Istanbul and Ankara have been governed by the secularist Republican People’s Party (CHP) since last summer, when it snatched control of the two cities from Erdoğan's ruling Justice and Development Party (AKP) in a significant setback for the government. Since then, Istanbul Mayor Ekrem İmamoğlu has emerged as a chief rival to the president.
With his city hit worst by Turkey’s outbreak, İmamoğlu has been at the forefront of calling for a nationwide, weeks-long lockdown. When the weekend curfew came, his municipality was blindsided: İmamoğlu says the government did not inform him.
The Turkish government has also tried to clamp down on opposition-run economic relief efforts. Last week, İmamoğlu and Ankara Mayor Mansur Yavaş said the interior ministry had launched criminal investigations against them for starting coronavirus fundraising campaigns in March.
Turkey’s government had declared Istanbul’s and Ankara’s fundraisers — aimed at providing economic support to unemployed citizens and vulnerable groups — illegal shortly after Erdoğan launched a rival fundraising campaign. The interior ministry then froze the opposition campaigns’ bank accounts.
“It seems that the government’s intention is not to fight against the pandemic, but to fight against the services provided by the CHP’s municipalities,” CHP spokesperson Faik Öztrak said on Monday.
Politicizing the pandemic
Evren Balta, a professor of political science at Istanbul's Özyeğin University, said that this lack of collaboration was a product of Turkey’s fierce political polarization. “The government sees the relief efforts as an opportunity for (opposition) mayors to become popular, therefore it rejects any collaboration with them,” she said.
Osman Elbek, a member of the Turkish Medical Association's COVID-19 experts' council, also criticized the government’s attempt to monopolize the relief efforts, saying that the lack of communication with doctors' groups and hard-hit municipalities had prevented a comprehensive response from taking shape.
Yet the Turkish government has taken steps to combat coronavirus.
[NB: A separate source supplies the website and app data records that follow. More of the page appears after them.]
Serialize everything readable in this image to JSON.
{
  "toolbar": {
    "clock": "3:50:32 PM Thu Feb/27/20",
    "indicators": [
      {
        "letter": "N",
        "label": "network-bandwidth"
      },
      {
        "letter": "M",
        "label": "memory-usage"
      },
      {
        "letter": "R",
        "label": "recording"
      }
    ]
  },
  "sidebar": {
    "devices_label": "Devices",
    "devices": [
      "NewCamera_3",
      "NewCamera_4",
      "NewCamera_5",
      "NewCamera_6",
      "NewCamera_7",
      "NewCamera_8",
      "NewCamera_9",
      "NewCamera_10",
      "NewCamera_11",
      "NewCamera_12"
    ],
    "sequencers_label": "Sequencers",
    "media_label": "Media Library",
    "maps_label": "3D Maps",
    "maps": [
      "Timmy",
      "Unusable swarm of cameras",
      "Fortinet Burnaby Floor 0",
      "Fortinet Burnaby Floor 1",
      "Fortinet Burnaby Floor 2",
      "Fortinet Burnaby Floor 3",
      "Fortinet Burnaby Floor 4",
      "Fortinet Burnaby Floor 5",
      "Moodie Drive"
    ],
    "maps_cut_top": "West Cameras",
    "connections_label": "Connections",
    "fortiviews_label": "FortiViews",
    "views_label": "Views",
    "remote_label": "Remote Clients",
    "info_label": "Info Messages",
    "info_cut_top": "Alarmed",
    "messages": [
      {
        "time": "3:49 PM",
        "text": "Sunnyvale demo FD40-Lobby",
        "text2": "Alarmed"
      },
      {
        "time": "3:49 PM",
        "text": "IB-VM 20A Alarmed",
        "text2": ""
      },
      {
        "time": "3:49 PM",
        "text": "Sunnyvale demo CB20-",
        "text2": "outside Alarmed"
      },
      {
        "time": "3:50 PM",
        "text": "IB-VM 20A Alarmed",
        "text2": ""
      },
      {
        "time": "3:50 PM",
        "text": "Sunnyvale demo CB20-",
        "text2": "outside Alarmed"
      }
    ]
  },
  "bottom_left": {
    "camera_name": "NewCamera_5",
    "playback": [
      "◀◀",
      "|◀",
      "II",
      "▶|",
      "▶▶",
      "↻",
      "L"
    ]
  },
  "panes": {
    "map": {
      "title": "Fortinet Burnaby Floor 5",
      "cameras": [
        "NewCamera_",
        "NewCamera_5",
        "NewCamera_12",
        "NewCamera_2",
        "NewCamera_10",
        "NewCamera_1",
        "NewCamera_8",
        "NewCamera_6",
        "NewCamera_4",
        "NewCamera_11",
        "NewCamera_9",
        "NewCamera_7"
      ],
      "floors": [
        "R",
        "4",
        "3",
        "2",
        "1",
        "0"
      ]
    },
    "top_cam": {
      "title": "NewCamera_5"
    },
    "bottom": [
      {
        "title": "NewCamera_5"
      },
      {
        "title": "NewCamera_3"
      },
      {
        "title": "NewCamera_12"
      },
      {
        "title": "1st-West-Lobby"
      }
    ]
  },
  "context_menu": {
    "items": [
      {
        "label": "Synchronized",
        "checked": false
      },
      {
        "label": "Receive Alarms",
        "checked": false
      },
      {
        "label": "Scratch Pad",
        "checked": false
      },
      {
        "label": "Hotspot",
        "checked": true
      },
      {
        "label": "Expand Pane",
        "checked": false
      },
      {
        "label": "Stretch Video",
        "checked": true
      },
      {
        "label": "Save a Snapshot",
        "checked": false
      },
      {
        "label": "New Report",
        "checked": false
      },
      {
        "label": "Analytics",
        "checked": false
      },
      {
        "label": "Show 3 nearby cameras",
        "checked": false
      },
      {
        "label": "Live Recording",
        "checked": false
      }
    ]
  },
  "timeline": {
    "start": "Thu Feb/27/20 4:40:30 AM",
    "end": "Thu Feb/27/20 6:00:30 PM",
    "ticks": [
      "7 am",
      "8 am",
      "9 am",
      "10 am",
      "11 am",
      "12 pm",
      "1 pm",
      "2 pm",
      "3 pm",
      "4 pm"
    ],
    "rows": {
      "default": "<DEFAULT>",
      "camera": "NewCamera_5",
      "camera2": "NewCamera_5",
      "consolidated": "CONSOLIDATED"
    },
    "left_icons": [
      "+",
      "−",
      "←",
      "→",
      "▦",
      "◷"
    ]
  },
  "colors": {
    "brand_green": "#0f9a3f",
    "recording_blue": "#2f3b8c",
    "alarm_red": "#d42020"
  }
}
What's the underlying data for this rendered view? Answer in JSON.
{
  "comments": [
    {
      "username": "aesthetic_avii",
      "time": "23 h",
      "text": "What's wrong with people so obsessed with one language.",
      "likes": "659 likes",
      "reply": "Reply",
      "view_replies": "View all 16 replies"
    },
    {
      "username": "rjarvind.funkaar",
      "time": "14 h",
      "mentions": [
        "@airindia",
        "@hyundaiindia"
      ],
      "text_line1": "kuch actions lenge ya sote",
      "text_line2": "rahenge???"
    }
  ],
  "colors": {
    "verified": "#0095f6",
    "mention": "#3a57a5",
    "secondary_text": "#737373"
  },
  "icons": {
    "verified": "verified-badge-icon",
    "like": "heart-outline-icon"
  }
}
Ankara suspended flights to China in late January and closed the country’s borders with Iran and Iraq in early February. By mid-March, the country had closed schools, cafés, gyms and cinemas and suspended flights to several European countries.
Elbek said the government's response started off well. “Turkey’s intervention before the virus came close to (its) borders, such as partial restrictions and establishing a science council, were coherent,” he said.
Erdoğan's conservative government even issued a ban on communal prayers in mosques. It eventually prohibited all people aged older than 65 and younger than 20 from leaving their homes; by April, most public gathering places were closed.
But as infection numbers continued to rise, the government declined to order people to stay at home, and large parts of the population continued to go to work. There have been multiple reports of crowded conditions at workplaces such as mines and construction sites.
As Turkey heads for its third short-term curfew — covering 31 of the country's 81 provinces, or about three-quarters of the population — opposition leaders and the Turkish Medical Association are urging the government to implement a full lockdown lasting at least 15 days, saying that such restrictions have been successful in slowing the outbreak in other countries.
The government, however, argues such a move would devastate the country's economy.
“Talking about the economy may seem irrelevant or inhuman to some,” said Ibrahim Kalin, Erdoğan's chief spokesperson. “But the fact is that life must go on somehow.”